Two years ago, in the heart of Gaza, where over half of the population is under the age of 18, filmmakers asked its children a simple question: “What is your dream?”
Their responses were an echo of whispered desires and bold visions:
“I want to become a doctor,” they said, their eyes gleaming with the promise of healing.
“I dream of being a pilot, to soar through boundless skies,” their aspirations taking flight.
“To become an engineer, to build our homeland,” a commitment to a more solid future.
“I wish to be a princess, in a castle high above the clouds,” a whimsical escape from their harsh reality.
“To be free,” they longed for a world without the heavy burden of conflict.
“To halt the bombings, to end the devastation,” a cry for safety.
“To return to my grandfather’s old house,” a yearning for the embrace of cherished memories.
And then, amidst these dreams, one young soul, his cheeks tarnished with the dust of war, uttered a phrase that cut to the core of their collective longing: “to return home.”

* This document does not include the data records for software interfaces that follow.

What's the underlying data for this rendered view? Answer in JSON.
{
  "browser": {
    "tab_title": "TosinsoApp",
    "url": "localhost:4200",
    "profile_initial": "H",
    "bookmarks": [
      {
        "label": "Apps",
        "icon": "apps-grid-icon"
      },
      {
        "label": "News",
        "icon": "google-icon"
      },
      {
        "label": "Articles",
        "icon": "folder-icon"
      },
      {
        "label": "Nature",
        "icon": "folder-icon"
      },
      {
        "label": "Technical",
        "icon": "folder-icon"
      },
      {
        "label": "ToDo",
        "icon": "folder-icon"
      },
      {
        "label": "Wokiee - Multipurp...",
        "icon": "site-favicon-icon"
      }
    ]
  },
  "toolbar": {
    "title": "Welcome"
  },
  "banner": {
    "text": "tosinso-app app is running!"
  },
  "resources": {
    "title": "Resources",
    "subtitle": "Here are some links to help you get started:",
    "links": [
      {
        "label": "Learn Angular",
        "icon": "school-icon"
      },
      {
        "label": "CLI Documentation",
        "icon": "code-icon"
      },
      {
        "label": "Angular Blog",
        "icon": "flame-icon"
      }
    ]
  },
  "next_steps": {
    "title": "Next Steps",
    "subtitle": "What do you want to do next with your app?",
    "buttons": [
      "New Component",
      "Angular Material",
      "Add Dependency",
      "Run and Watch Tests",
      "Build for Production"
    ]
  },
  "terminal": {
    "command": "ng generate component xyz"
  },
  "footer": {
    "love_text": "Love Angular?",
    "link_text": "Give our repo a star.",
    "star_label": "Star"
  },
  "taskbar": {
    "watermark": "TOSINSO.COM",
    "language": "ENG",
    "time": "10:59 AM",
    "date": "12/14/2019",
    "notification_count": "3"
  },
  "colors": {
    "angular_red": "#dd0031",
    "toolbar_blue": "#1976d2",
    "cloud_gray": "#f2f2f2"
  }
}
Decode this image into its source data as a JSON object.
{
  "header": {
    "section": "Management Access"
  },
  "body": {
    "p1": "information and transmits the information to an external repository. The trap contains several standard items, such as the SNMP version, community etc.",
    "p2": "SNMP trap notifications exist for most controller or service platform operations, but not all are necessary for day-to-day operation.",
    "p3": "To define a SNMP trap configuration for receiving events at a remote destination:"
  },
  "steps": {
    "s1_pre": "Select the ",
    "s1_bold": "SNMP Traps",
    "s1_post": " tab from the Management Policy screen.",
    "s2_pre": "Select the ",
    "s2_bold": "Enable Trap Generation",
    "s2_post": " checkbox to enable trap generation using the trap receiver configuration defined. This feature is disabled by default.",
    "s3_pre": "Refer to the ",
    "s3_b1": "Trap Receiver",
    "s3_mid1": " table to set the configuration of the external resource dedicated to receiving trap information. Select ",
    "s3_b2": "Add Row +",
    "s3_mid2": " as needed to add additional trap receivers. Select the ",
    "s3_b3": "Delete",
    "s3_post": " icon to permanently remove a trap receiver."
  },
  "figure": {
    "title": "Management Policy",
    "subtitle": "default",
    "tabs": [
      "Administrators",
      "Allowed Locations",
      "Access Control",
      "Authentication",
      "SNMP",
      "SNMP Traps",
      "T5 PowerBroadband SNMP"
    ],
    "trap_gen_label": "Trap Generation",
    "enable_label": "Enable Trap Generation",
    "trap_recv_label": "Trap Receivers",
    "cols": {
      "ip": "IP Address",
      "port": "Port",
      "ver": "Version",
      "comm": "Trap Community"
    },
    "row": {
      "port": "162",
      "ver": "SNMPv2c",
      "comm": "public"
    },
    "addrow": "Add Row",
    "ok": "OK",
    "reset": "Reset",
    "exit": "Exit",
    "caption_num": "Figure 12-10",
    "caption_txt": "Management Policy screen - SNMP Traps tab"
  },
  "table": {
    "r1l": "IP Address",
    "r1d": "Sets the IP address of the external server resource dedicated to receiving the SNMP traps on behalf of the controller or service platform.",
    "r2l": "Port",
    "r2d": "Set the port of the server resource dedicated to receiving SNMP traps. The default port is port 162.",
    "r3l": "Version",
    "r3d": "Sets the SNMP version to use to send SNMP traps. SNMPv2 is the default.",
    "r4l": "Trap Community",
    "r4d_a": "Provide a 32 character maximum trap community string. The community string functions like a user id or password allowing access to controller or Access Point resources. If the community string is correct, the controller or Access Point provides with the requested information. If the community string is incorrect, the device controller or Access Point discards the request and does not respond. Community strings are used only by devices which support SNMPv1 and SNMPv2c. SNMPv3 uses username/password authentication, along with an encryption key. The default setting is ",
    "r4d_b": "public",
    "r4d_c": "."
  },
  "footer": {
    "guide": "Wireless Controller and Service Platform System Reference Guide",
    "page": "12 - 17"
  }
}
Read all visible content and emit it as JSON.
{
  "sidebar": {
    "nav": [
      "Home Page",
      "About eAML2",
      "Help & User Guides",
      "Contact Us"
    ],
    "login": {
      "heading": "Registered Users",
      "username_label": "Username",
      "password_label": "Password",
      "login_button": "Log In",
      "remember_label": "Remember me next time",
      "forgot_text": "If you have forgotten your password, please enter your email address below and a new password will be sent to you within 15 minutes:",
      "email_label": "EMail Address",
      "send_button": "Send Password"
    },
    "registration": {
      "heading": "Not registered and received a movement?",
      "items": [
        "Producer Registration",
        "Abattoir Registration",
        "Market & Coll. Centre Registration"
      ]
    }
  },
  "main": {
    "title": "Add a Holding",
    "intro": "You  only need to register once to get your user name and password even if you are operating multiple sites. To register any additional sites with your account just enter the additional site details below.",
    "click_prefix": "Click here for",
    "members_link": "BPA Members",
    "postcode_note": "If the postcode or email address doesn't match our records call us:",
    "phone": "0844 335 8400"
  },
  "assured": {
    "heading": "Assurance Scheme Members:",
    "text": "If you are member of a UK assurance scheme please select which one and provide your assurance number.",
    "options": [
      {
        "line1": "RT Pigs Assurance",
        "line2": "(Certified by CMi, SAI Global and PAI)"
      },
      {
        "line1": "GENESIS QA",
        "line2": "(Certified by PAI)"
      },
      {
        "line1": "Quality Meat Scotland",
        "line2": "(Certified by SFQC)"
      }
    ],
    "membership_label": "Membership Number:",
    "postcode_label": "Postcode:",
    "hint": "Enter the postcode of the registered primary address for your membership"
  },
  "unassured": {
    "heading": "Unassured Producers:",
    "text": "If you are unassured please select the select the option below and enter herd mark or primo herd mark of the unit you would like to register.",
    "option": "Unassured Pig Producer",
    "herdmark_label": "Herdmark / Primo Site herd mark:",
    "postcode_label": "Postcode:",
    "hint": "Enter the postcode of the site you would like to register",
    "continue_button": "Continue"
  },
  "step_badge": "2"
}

When asked to explain his answer, he spoke from a place of deep sincerity, “Is there a bigger dream than returning home?”
Yet, the cruel reality persists— for most of these heartfelt dreams will remain buried beneath the unforgiving rubble, a stark testament to the relentless brutality and violence these innocent children endure, and the world’s silent indifference.
Short Story by Iza Tinsay